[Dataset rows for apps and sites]
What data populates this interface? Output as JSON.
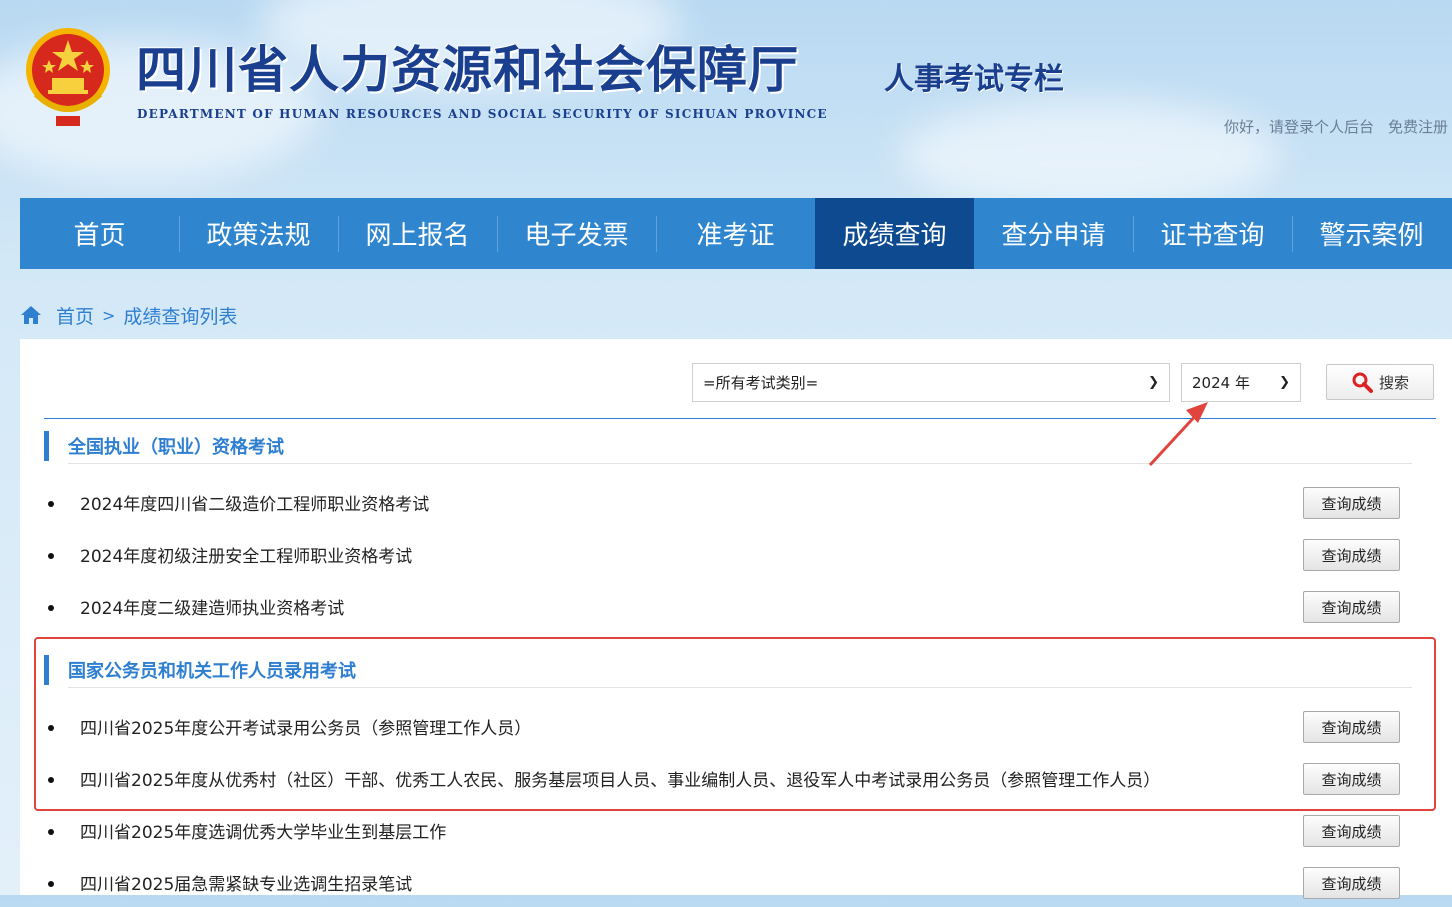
{
  "header": {
    "site_title": "四川省人力资源和社会保障厅",
    "site_subtitle": "DEPARTMENT OF HUMAN RESOURCES AND SOCIAL SECURITY OF SICHUAN PROVINCE",
    "column_title": "人事考试专栏",
    "login_link": "你好，请登录个人后台",
    "register_link": "免费注册",
    "emblem_icon": "national-emblem-icon"
  },
  "nav": {
    "items": [
      {
        "label": "首页"
      },
      {
        "label": "政策法规"
      },
      {
        "label": "网上报名"
      },
      {
        "label": "电子发票"
      },
      {
        "label": "准考证"
      },
      {
        "label": "成绩查询",
        "active": true
      },
      {
        "label": "查分申请"
      },
      {
        "label": "证书查询"
      },
      {
        "label": "警示案例"
      }
    ],
    "color": "#2f86cf",
    "active_color": "#0d4a8f"
  },
  "breadcrumb": {
    "home": "首页",
    "separator": ">",
    "current": "成绩查询列表"
  },
  "filters": {
    "category_value": "=所有考试类别=",
    "year_value": "2024 年",
    "search_label": "搜索"
  },
  "sections": [
    {
      "title": "全国执业（职业）资格考试",
      "exams": [
        {
          "name": "2024年度四川省二级造价工程师职业资格考试",
          "button": "查询成绩"
        },
        {
          "name": "2024年度初级注册安全工程师职业资格考试",
          "button": "查询成绩"
        },
        {
          "name": "2024年度二级建造师执业资格考试",
          "button": "查询成绩"
        }
      ]
    },
    {
      "title": "国家公务员和机关工作人员录用考试",
      "exams": [
        {
          "name": "四川省2025年度公开考试录用公务员（参照管理工作人员）",
          "button": "查询成绩"
        },
        {
          "name": "四川省2025年度从优秀村（社区）干部、优秀工人农民、服务基层项目人员、事业编制人员、退役军人中考试录用公务员（参照管理工作人员）",
          "button": "查询成绩"
        },
        {
          "name": "四川省2025年度选调优秀大学毕业生到基层工作",
          "button": "查询成绩"
        },
        {
          "name": "四川省2025届急需紧缺专业选调生招录笔试",
          "button": "查询成绩"
        }
      ]
    }
  ],
  "annotation_color": "#e0443c"
}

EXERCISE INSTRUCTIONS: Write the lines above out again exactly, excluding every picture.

SOLUTION FOR THIS TASK:
What data populates this interface? Output as JSON.
{
  "header": {
    "site_title": "四川省人力资源和社会保障厅",
    "site_subtitle": "DEPARTMENT OF HUMAN RESOURCES AND SOCIAL SECURITY OF SICHUAN PROVINCE",
    "column_title": "人事考试专栏",
    "login_link": "你好，请登录个人后台",
    "register_link": "免费注册",
    "emblem_icon": "national-emblem-icon"
  },
  "nav": {
    "items": [
      {
        "label": "首页"
      },
      {
        "label": "政策法规"
      },
      {
        "label": "网上报名"
      },
      {
        "label": "电子发票"
      },
      {
        "label": "准考证"
      },
      {
        "label": "成绩查询",
        "active": true
      },
      {
        "label": "查分申请"
      },
      {
        "label": "证书查询"
      },
      {
        "label": "警示案例"
      }
    ],
    "color": "#2f86cf",
    "active_color": "#0d4a8f"
  },
  "breadcrumb": {
    "home": "首页",
    "separator": ">",
    "current": "成绩查询列表"
  },
  "filters": {
    "category_value": "=所有考试类别=",
    "year_value": "2024 年",
    "search_label": "搜索"
  },
  "sections": [
    {
      "title": "全国执业（职业）资格考试",
      "exams": [
        {
          "name": "2024年度四川省二级造价工程师职业资格考试",
          "button": "查询成绩"
        },
        {
          "name": "2024年度初级注册安全工程师职业资格考试",
          "button": "查询成绩"
        },
        {
          "name": "2024年度二级建造师执业资格考试",
          "button": "查询成绩"
        }
      ]
    },
    {
      "title": "国家公务员和机关工作人员录用考试",
      "exams": [
        {
          "name": "四川省2025年度公开考试录用公务员（参照管理工作人员）",
          "button": "查询成绩"
        },
        {
          "name": "四川省2025年度从优秀村（社区）干部、优秀工人农民、服务基层项目人员、事业编制人员、退役军人中考试录用公务员（参照管理工作人员）",
          "button": "查询成绩"
        },
        {
          "name": "四川省2025年度选调优秀大学毕业生到基层工作",
          "button": "查询成绩"
        },
        {
          "name": "四川省2025届急需紧缺专业选调生招录笔试",
          "button": "查询成绩"
        }
      ]
    }
  ],
  "annotation_color": "#e0443c"
}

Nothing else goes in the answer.